To do
Every line of the data below should be repeated exactly, and no picture should be copied.

[Stored records]
· · · · ·
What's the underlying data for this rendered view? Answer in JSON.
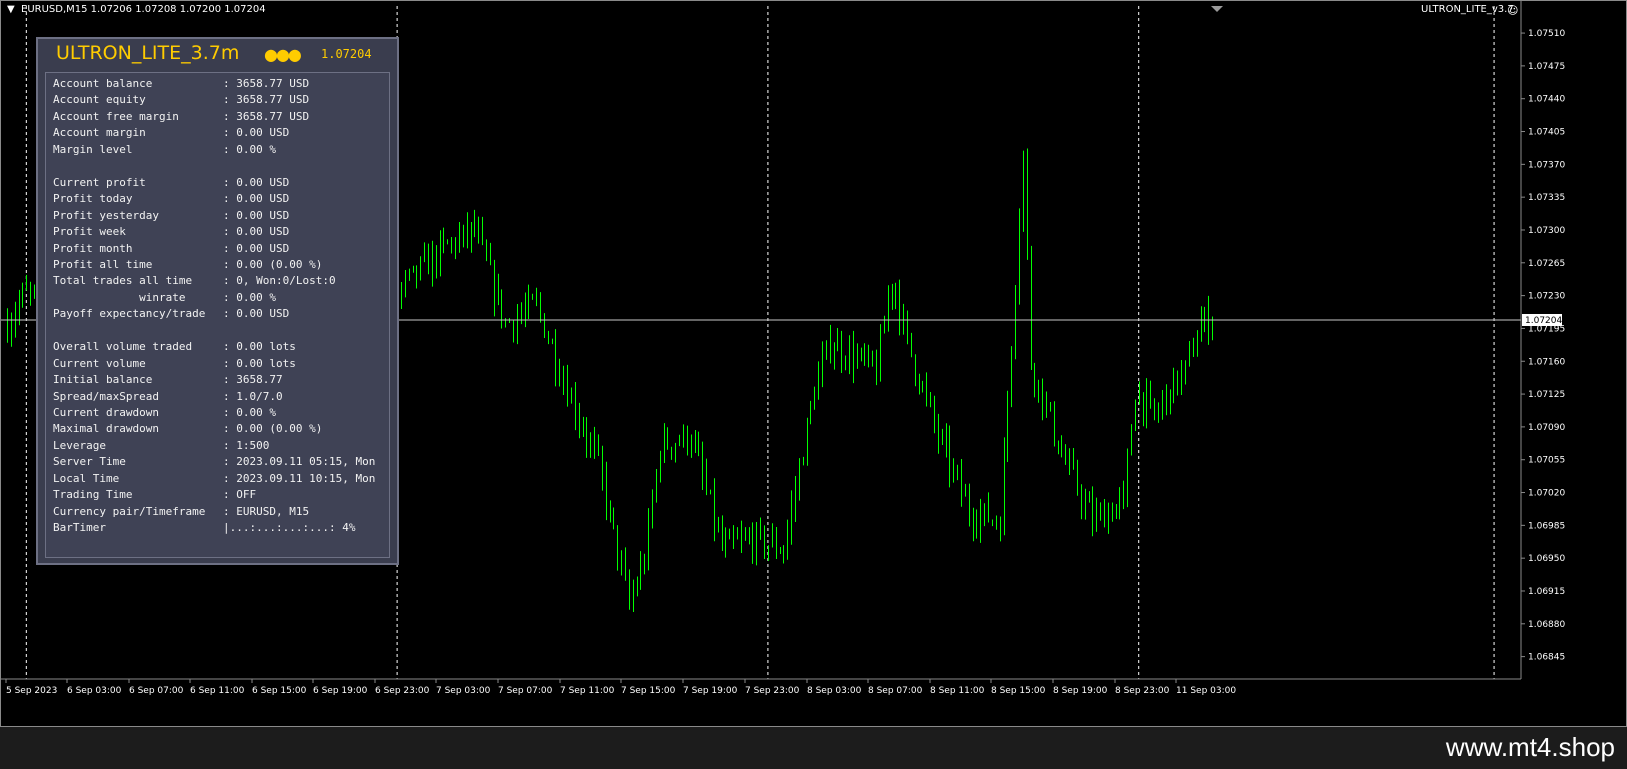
{
  "chart": {
    "symbol_info": "EURUSD,M15  1.07206 1.07208 1.07200 1.07204",
    "indicator_name": "ULTRON_LITE_v3.7",
    "current_price_label": "1.07204",
    "colors": {
      "candles": "#00ff00",
      "grid": "#ffffff",
      "price_line": "#c0c0c0",
      "axis_text": "#ffffff"
    }
  },
  "chart_data": {
    "type": "candlestick",
    "price_axis_ticks": [
      "1.07510",
      "1.07475",
      "1.07440",
      "1.07405",
      "1.07370",
      "1.07335",
      "1.07300",
      "1.07265",
      "1.07230",
      "1.07195",
      "1.07160",
      "1.07125",
      "1.07090",
      "1.07055",
      "1.07020",
      "1.06985",
      "1.06950",
      "1.06915",
      "1.06880",
      "1.06845"
    ],
    "time_axis_ticks": [
      "5 Sep 2023",
      "6 Sep 03:00",
      "6 Sep 07:00",
      "6 Sep 11:00",
      "6 Sep 15:00",
      "6 Sep 19:00",
      "6 Sep 23:00",
      "7 Sep 03:00",
      "7 Sep 07:00",
      "7 Sep 11:00",
      "7 Sep 15:00",
      "7 Sep 19:00",
      "7 Sep 23:00",
      "8 Sep 03:00",
      "8 Sep 07:00",
      "8 Sep 11:00",
      "8 Sep 15:00",
      "8 Sep 19:00",
      "8 Sep 23:00",
      "11 Sep 03:00"
    ],
    "ylim": [
      1.06835,
      1.07525
    ],
    "current_price": 1.07204,
    "period_separators": [
      "6 Sep 00:00",
      "7 Sep 00:00",
      "8 Sep 00:00",
      "11 Sep 00:00",
      "11 Sep 23:00"
    ],
    "close_path": [
      {
        "t": "5 Sep 22:45",
        "v": 1.072
      },
      {
        "t": "5 Sep 23:45",
        "v": 1.0723
      },
      {
        "t": "6 Sep 19:45",
        "v": 1.0724
      },
      {
        "t": "6 Sep 23:45",
        "v": 1.0723
      },
      {
        "t": "7 Sep 03:00",
        "v": 1.0728
      },
      {
        "t": "7 Sep 05:00",
        "v": 1.073
      },
      {
        "t": "7 Sep 07:00",
        "v": 1.072
      },
      {
        "t": "7 Sep 09:00",
        "v": 1.0722
      },
      {
        "t": "7 Sep 11:00",
        "v": 1.0713
      },
      {
        "t": "7 Sep 13:00",
        "v": 1.0705
      },
      {
        "t": "7 Sep 15:00",
        "v": 1.069
      },
      {
        "t": "7 Sep 16:00",
        "v": 1.0695
      },
      {
        "t": "7 Sep 17:00",
        "v": 1.0707
      },
      {
        "t": "7 Sep 19:00",
        "v": 1.0708
      },
      {
        "t": "7 Sep 21:00",
        "v": 1.0696
      },
      {
        "t": "7 Sep 23:00",
        "v": 1.0697
      },
      {
        "t": "8 Sep 01:00",
        "v": 1.0696
      },
      {
        "t": "8 Sep 03:00",
        "v": 1.0713
      },
      {
        "t": "8 Sep 04:00",
        "v": 1.0718
      },
      {
        "t": "8 Sep 05:00",
        "v": 1.0717
      },
      {
        "t": "8 Sep 07:00",
        "v": 1.0715
      },
      {
        "t": "8 Sep 08:00",
        "v": 1.0725
      },
      {
        "t": "8 Sep 09:00",
        "v": 1.0718
      },
      {
        "t": "8 Sep 11:00",
        "v": 1.0708
      },
      {
        "t": "8 Sep 13:00",
        "v": 1.07
      },
      {
        "t": "8 Sep 15:00",
        "v": 1.0699
      },
      {
        "t": "8 Sep 15:30",
        "v": 1.0712
      },
      {
        "t": "8 Sep 16:30",
        "v": 1.0738
      },
      {
        "t": "8 Sep 17:00",
        "v": 1.0716
      },
      {
        "t": "8 Sep 19:00",
        "v": 1.0706
      },
      {
        "t": "8 Sep 21:00",
        "v": 1.0699
      },
      {
        "t": "8 Sep 23:00",
        "v": 1.0701
      },
      {
        "t": "8 Sep 23:45",
        "v": 1.0713
      },
      {
        "t": "11 Sep 01:00",
        "v": 1.071
      },
      {
        "t": "11 Sep 02:00",
        "v": 1.0713
      },
      {
        "t": "11 Sep 03:00",
        "v": 1.0715
      },
      {
        "t": "11 Sep 04:00",
        "v": 1.072
      },
      {
        "t": "11 Sep 04:45",
        "v": 1.07204
      }
    ],
    "grid": false
  },
  "panel": {
    "title": "ULTRON_LITE_3.7m",
    "price": "1.07204",
    "rows": [
      {
        "label": "Account balance",
        "value": ": 3658.77 USD"
      },
      {
        "label": "Account equity",
        "value": ": 3658.77 USD"
      },
      {
        "label": "Account free margin",
        "value": ": 3658.77 USD"
      },
      {
        "label": "Account margin",
        "value": ": 0.00 USD"
      },
      {
        "label": "Margin level",
        "value": ": 0.00 %"
      },
      {
        "label": "",
        "value": ""
      },
      {
        "label": "Current profit",
        "value": ": 0.00 USD"
      },
      {
        "label": "Profit today",
        "value": ": 0.00 USD"
      },
      {
        "label": "Profit yesterday",
        "value": ": 0.00 USD"
      },
      {
        "label": "Profit week",
        "value": ": 0.00 USD"
      },
      {
        "label": "Profit month",
        "value": ": 0.00 USD"
      },
      {
        "label": "Profit all time",
        "value": ": 0.00 (0.00 %)"
      },
      {
        "label": "Total trades all time",
        "value": ": 0, Won:0/Lost:0"
      },
      {
        "label": "             winrate",
        "value": ": 0.00 %"
      },
      {
        "label": "Payoff expectancy/trade",
        "value": ": 0.00 USD"
      },
      {
        "label": "",
        "value": ""
      },
      {
        "label": "Overall volume traded",
        "value": ": 0.00 lots"
      },
      {
        "label": "Current volume",
        "value": ": 0.00 lots"
      },
      {
        "label": "Initial balance",
        "value": ": 3658.77"
      },
      {
        "label": "Spread/maxSpread",
        "value": ": 1.0/7.0"
      },
      {
        "label": "Current drawdown",
        "value": ": 0.00 %"
      },
      {
        "label": "Maximal drawdown",
        "value": ": 0.00 (0.00 %)"
      },
      {
        "label": "Leverage",
        "value": ": 1:500"
      },
      {
        "label": "Server Time",
        "value": ": 2023.09.11 05:15, Mon"
      },
      {
        "label": "Local Time",
        "value": ": 2023.09.11 10:15, Mon"
      },
      {
        "label": "Trading Time",
        "value": ": OFF"
      },
      {
        "label": "Currency pair/Timeframe",
        "value": ": EURUSD, M15"
      },
      {
        "label": "BarTimer",
        "value": "|...:...:...:...: 4%"
      }
    ]
  },
  "footer": {
    "site": "www.mt4.shop"
  }
}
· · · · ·
Worked solution
What's the underlying data for this rendered view? Answer in JSON.
{
  "chart": {
    "symbol_info": "EURUSD,M15  1.07206 1.07208 1.07200 1.07204",
    "indicator_name": "ULTRON_LITE_v3.7",
    "current_price_label": "1.07204",
    "colors": {
      "candles": "#00ff00",
      "grid": "#ffffff",
      "price_line": "#c0c0c0",
      "axis_text": "#ffffff"
    }
  },
  "chart_data": {
    "type": "candlestick",
    "price_axis_ticks": [
      "1.07510",
      "1.07475",
      "1.07440",
      "1.07405",
      "1.07370",
      "1.07335",
      "1.07300",
      "1.07265",
      "1.07230",
      "1.07195",
      "1.07160",
      "1.07125",
      "1.07090",
      "1.07055",
      "1.07020",
      "1.06985",
      "1.06950",
      "1.06915",
      "1.06880",
      "1.06845"
    ],
    "time_axis_ticks": [
      "5 Sep 2023",
      "6 Sep 03:00",
      "6 Sep 07:00",
      "6 Sep 11:00",
      "6 Sep 15:00",
      "6 Sep 19:00",
      "6 Sep 23:00",
      "7 Sep 03:00",
      "7 Sep 07:00",
      "7 Sep 11:00",
      "7 Sep 15:00",
      "7 Sep 19:00",
      "7 Sep 23:00",
      "8 Sep 03:00",
      "8 Sep 07:00",
      "8 Sep 11:00",
      "8 Sep 15:00",
      "8 Sep 19:00",
      "8 Sep 23:00",
      "11 Sep 03:00"
    ],
    "ylim": [
      1.06835,
      1.07525
    ],
    "current_price": 1.07204,
    "period_separators": [
      "6 Sep 00:00",
      "7 Sep 00:00",
      "8 Sep 00:00",
      "11 Sep 00:00",
      "11 Sep 23:00"
    ],
    "close_path": [
      {
        "t": "5 Sep 22:45",
        "v": 1.072
      },
      {
        "t": "5 Sep 23:45",
        "v": 1.0723
      },
      {
        "t": "6 Sep 19:45",
        "v": 1.0724
      },
      {
        "t": "6 Sep 23:45",
        "v": 1.0723
      },
      {
        "t": "7 Sep 03:00",
        "v": 1.0728
      },
      {
        "t": "7 Sep 05:00",
        "v": 1.073
      },
      {
        "t": "7 Sep 07:00",
        "v": 1.072
      },
      {
        "t": "7 Sep 09:00",
        "v": 1.0722
      },
      {
        "t": "7 Sep 11:00",
        "v": 1.0713
      },
      {
        "t": "7 Sep 13:00",
        "v": 1.0705
      },
      {
        "t": "7 Sep 15:00",
        "v": 1.069
      },
      {
        "t": "7 Sep 16:00",
        "v": 1.0695
      },
      {
        "t": "7 Sep 17:00",
        "v": 1.0707
      },
      {
        "t": "7 Sep 19:00",
        "v": 1.0708
      },
      {
        "t": "7 Sep 21:00",
        "v": 1.0696
      },
      {
        "t": "7 Sep 23:00",
        "v": 1.0697
      },
      {
        "t": "8 Sep 01:00",
        "v": 1.0696
      },
      {
        "t": "8 Sep 03:00",
        "v": 1.0713
      },
      {
        "t": "8 Sep 04:00",
        "v": 1.0718
      },
      {
        "t": "8 Sep 05:00",
        "v": 1.0717
      },
      {
        "t": "8 Sep 07:00",
        "v": 1.0715
      },
      {
        "t": "8 Sep 08:00",
        "v": 1.0725
      },
      {
        "t": "8 Sep 09:00",
        "v": 1.0718
      },
      {
        "t": "8 Sep 11:00",
        "v": 1.0708
      },
      {
        "t": "8 Sep 13:00",
        "v": 1.07
      },
      {
        "t": "8 Sep 15:00",
        "v": 1.0699
      },
      {
        "t": "8 Sep 15:30",
        "v": 1.0712
      },
      {
        "t": "8 Sep 16:30",
        "v": 1.0738
      },
      {
        "t": "8 Sep 17:00",
        "v": 1.0716
      },
      {
        "t": "8 Sep 19:00",
        "v": 1.0706
      },
      {
        "t": "8 Sep 21:00",
        "v": 1.0699
      },
      {
        "t": "8 Sep 23:00",
        "v": 1.0701
      },
      {
        "t": "8 Sep 23:45",
        "v": 1.0713
      },
      {
        "t": "11 Sep 01:00",
        "v": 1.071
      },
      {
        "t": "11 Sep 02:00",
        "v": 1.0713
      },
      {
        "t": "11 Sep 03:00",
        "v": 1.0715
      },
      {
        "t": "11 Sep 04:00",
        "v": 1.072
      },
      {
        "t": "11 Sep 04:45",
        "v": 1.07204
      }
    ],
    "grid": false
  },
  "panel": {
    "title": "ULTRON_LITE_3.7m",
    "price": "1.07204",
    "rows": [
      {
        "label": "Account balance",
        "value": ": 3658.77 USD"
      },
      {
        "label": "Account equity",
        "value": ": 3658.77 USD"
      },
      {
        "label": "Account free margin",
        "value": ": 3658.77 USD"
      },
      {
        "label": "Account margin",
        "value": ": 0.00 USD"
      },
      {
        "label": "Margin level",
        "value": ": 0.00 %"
      },
      {
        "label": "",
        "value": ""
      },
      {
        "label": "Current profit",
        "value": ": 0.00 USD"
      },
      {
        "label": "Profit today",
        "value": ": 0.00 USD"
      },
      {
        "label": "Profit yesterday",
        "value": ": 0.00 USD"
      },
      {
        "label": "Profit week",
        "value": ": 0.00 USD"
      },
      {
        "label": "Profit month",
        "value": ": 0.00 USD"
      },
      {
        "label": "Profit all time",
        "value": ": 0.00 (0.00 %)"
      },
      {
        "label": "Total trades all time",
        "value": ": 0, Won:0/Lost:0"
      },
      {
        "label": "             winrate",
        "value": ": 0.00 %"
      },
      {
        "label": "Payoff expectancy/trade",
        "value": ": 0.00 USD"
      },
      {
        "label": "",
        "value": ""
      },
      {
        "label": "Overall volume traded",
        "value": ": 0.00 lots"
      },
      {
        "label": "Current volume",
        "value": ": 0.00 lots"
      },
      {
        "label": "Initial balance",
        "value": ": 3658.77"
      },
      {
        "label": "Spread/maxSpread",
        "value": ": 1.0/7.0"
      },
      {
        "label": "Current drawdown",
        "value": ": 0.00 %"
      },
      {
        "label": "Maximal drawdown",
        "value": ": 0.00 (0.00 %)"
      },
      {
        "label": "Leverage",
        "value": ": 1:500"
      },
      {
        "label": "Server Time",
        "value": ": 2023.09.11 05:15, Mon"
      },
      {
        "label": "Local Time",
        "value": ": 2023.09.11 10:15, Mon"
      },
      {
        "label": "Trading Time",
        "value": ": OFF"
      },
      {
        "label": "Currency pair/Timeframe",
        "value": ": EURUSD, M15"
      },
      {
        "label": "BarTimer",
        "value": "|...:...:...:...: 4%"
      }
    ]
  },
  "footer": {
    "site": "www.mt4.shop"
  }
}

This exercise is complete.